JOHANNESBURG (Reuters) - A South African judge barred Sudan’s indicted president from leaving the country on Sunday, in a deepening rift between Africa and the West over what Pretoria called anti-poor country bias in the International Criminal Court (ICC).
President Omar al-Bashir, visiting South Africa for an African Union summit, stands accused in an ICC arrest warrant of war crimes and crimes against humanity over atrocities committed in the Darfur conflict.
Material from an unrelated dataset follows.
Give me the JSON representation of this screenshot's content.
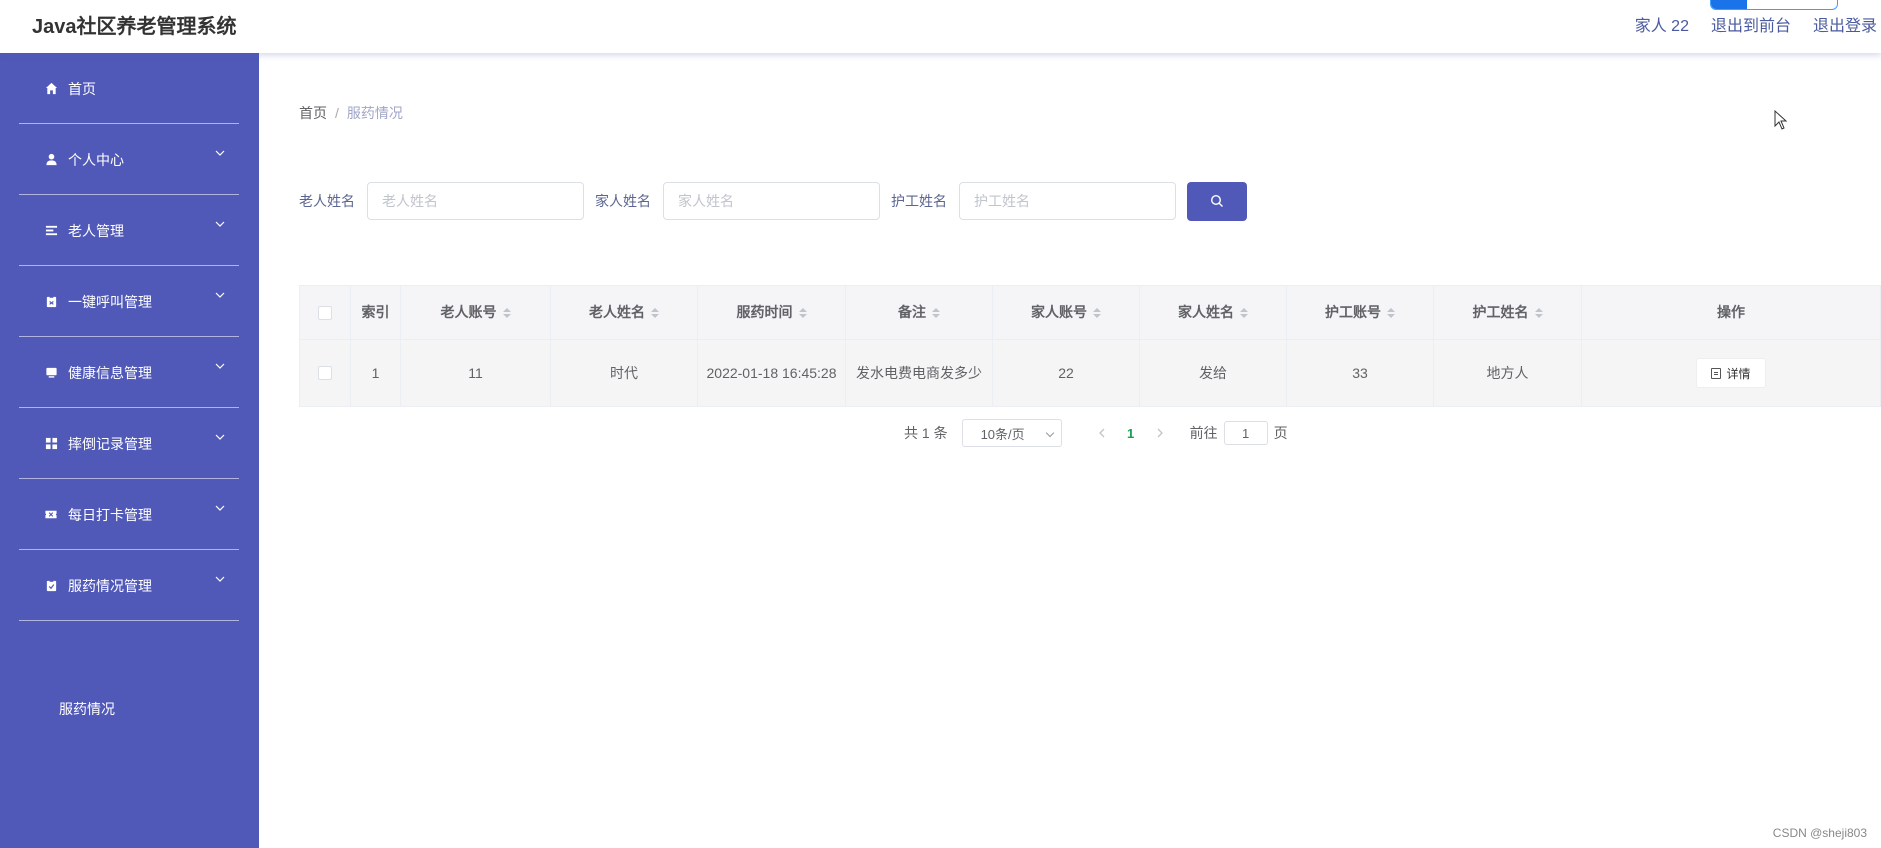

He was first indicted in 2009.
A judge is expected to hear an application on Monday calling for Bashir’s arrest, although this appears unlikely because South Africa’s government has granted legal immunity to all African Union delegates.
South African President Jacob Zuma’s ruling African National Congress (ANC) responded furiously to Sunday’s court order, accusing the Hague-based ICC of seeking to impose selective Western justice by singling out Africans.
“The ANC holds the view that the International Criminal Court is no longer useful for the purposes for which it was intended,” the ANC said in a statement.
“Countries, mainly in Africa and Eastern Europe ... continue to unjustifiably bear the brunt of the decisions of the ICC, with Sudan being the latest example.”
The U.S. State Department said on Sunday it was “deeply concerned” by Bashir’s visit to South Africa for the summit.
State Department spokesman John Kirby said in a statement that, while the United States was not a party to the Rome Statute that sets out crimes falling within the jurisdiction of the ICC, “we strongly support international efforts to hold accountable those responsible for genocide, crimes against humanity and war crimes”.
“In light of the atrocities in Darfur, we call on the Government of South Africa to support the international community’s efforts to provide justice for the victims of these heinous crimes,” the statement said.
A human rights group, the Southern African Litigation Center, earlier petitioned the Pretoria High Court to force the government to issue an arrest warrant for Bashir.
Judge Hans Fabricius postponed the hearing until 0930 GMT on Monday to allow the government time to prepare its case, urging South African authorities to “take all necessary steps” to prevent Bashir leaving the country.
Sudan’s government said Bashir had not slipped out of the country, despite some media reports to the contrary. “President Bashir is here in Johannesburg,” presidency spokesman Mohammed Hatem told Reuters from the South African commercial capital.
Earlier, Khartoum defended the South African visit by Bashir, who was sworn in this month for another five-year term, and said the court order had “no value”.
“We contacted South Africa in advance and informed them that the president would participate and they highly welcomed his participation,” Sudan’s State Minister for Foreign Affairs, Kamal Ismail, told reporters in Khartoum.
“What is being mentioned in the media is a propaganda campaign against Sudan,” Ismail added.
The conflict in Darfur has killed as many as 300,000 people and displaced 2 million, the United Nations says.
“He (Bashir) would be a fool if he had not sought guarantees that he would not be transferred before leaving for South Africa,” one ICC official told Reuters, asking not to be named.
The ICC issued a statement asking Pretoria “to spare no effort in ensuring the execution of the arrest warrants”.
It said the court’s members had “deep concern” about the negative consequences if any signatory state failed to assist in detaining Bashir.
A foreign ministry spokesman in South Africa, which is an ICC signatory and therefore obliged to implement arrest warrants, did not respond to requests for comment on Sunday.
The ANC called for a review of ICC statutes to make them apply to all United Nations members to ensure a “fair and independent court for universal and equitable justice”.
Additional reporting by Anthony Deutsch and Thomas Escritt in Amsterdam, Yara Bayoumy in Dubai, Khalid Abdelaziz in Khartoum and Peter Cooney in Washington; Writing by Joe Brock; Editing by Gareth Jones and Susan Thomas